(Data records for software interfaces):
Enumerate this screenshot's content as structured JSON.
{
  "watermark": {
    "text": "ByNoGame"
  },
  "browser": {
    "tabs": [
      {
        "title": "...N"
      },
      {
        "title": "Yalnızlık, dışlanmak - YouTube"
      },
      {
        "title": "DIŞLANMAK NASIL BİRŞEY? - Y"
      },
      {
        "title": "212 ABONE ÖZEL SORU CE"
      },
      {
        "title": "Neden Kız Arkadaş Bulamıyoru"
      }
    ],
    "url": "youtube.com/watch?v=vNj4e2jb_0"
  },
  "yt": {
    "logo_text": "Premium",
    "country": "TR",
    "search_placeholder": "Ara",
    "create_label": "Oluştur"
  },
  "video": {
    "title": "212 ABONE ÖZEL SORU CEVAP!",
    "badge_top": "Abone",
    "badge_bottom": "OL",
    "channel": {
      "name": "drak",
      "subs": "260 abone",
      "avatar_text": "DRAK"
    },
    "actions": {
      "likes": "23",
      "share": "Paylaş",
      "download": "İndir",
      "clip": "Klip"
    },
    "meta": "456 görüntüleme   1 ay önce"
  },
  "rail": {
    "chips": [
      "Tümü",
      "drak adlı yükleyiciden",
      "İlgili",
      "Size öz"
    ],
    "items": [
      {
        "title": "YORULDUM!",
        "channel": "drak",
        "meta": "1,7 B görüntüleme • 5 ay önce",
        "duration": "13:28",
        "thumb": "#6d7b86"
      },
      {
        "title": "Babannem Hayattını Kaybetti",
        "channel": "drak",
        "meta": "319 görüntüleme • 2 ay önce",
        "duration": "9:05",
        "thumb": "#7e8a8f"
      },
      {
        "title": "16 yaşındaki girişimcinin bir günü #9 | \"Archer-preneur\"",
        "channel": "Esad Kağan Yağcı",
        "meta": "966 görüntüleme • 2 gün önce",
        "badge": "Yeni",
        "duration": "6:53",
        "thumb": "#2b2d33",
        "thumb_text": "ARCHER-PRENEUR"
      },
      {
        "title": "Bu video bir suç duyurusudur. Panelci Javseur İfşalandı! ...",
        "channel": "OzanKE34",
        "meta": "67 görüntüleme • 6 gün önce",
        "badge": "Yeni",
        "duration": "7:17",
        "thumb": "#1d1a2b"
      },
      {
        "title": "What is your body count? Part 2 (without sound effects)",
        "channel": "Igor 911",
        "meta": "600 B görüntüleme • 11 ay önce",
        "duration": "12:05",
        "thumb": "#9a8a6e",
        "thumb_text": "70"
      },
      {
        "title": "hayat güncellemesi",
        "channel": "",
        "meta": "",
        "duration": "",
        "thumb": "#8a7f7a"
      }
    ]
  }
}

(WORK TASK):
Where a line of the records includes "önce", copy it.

(SOLUTION FOR THIS PROBLEM):
    "meta": "456 görüntüleme   1 ay önce"
        "meta": "1,7 B görüntüleme • 5 ay önce",
        "meta": "319 görüntüleme • 2 ay önce",
        "meta": "966 görüntüleme • 2 gün önce",
        "meta": "67 görüntüleme • 6 gün önce",
        "meta": "600 B görüntüleme • 11 ay önce",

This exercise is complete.